** Opening Source data block **

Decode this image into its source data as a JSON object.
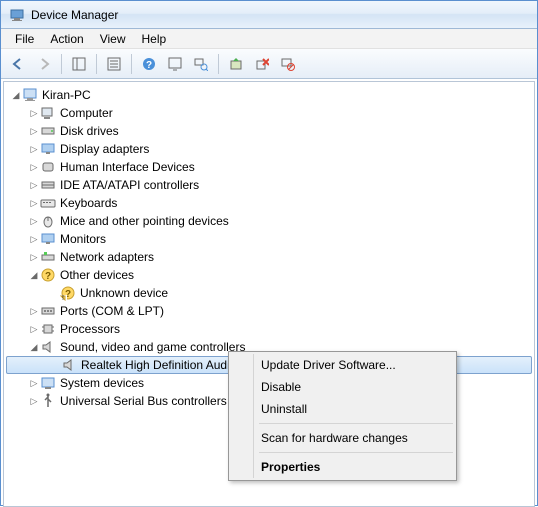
{
  "title": "Device Manager",
  "menu": {
    "file": "File",
    "action": "Action",
    "view": "View",
    "help": "Help"
  },
  "tree": {
    "root": "Kiran-PC",
    "items": [
      "Computer",
      "Disk drives",
      "Display adapters",
      "Human Interface Devices",
      "IDE ATA/ATAPI controllers",
      "Keyboards",
      "Mice and other pointing devices",
      "Monitors",
      "Network adapters",
      "Other devices",
      "Ports (COM & LPT)",
      "Processors",
      "Sound, video and game controllers",
      "System devices",
      "Universal Serial Bus controllers"
    ],
    "other_child": "Unknown device",
    "sound_child": "Realtek High Definition Audio"
  },
  "context": {
    "update": "Update Driver Software...",
    "disable": "Disable",
    "uninstall": "Uninstall",
    "scan": "Scan for hardware changes",
    "props": "Properties"
  }
}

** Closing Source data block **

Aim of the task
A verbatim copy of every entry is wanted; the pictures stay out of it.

Result of the exercise
Decode this image into its source data as a JSON object.
{
  "title": "Device Manager",
  "menu": {
    "file": "File",
    "action": "Action",
    "view": "View",
    "help": "Help"
  },
  "tree": {
    "root": "Kiran-PC",
    "items": [
      "Computer",
      "Disk drives",
      "Display adapters",
      "Human Interface Devices",
      "IDE ATA/ATAPI controllers",
      "Keyboards",
      "Mice and other pointing devices",
      "Monitors",
      "Network adapters",
      "Other devices",
      "Ports (COM & LPT)",
      "Processors",
      "Sound, video and game controllers",
      "System devices",
      "Universal Serial Bus controllers"
    ],
    "other_child": "Unknown device",
    "sound_child": "Realtek High Definition Audio"
  },
  "context": {
    "update": "Update Driver Software...",
    "disable": "Disable",
    "uninstall": "Uninstall",
    "scan": "Scan for hardware changes",
    "props": "Properties"
  }
}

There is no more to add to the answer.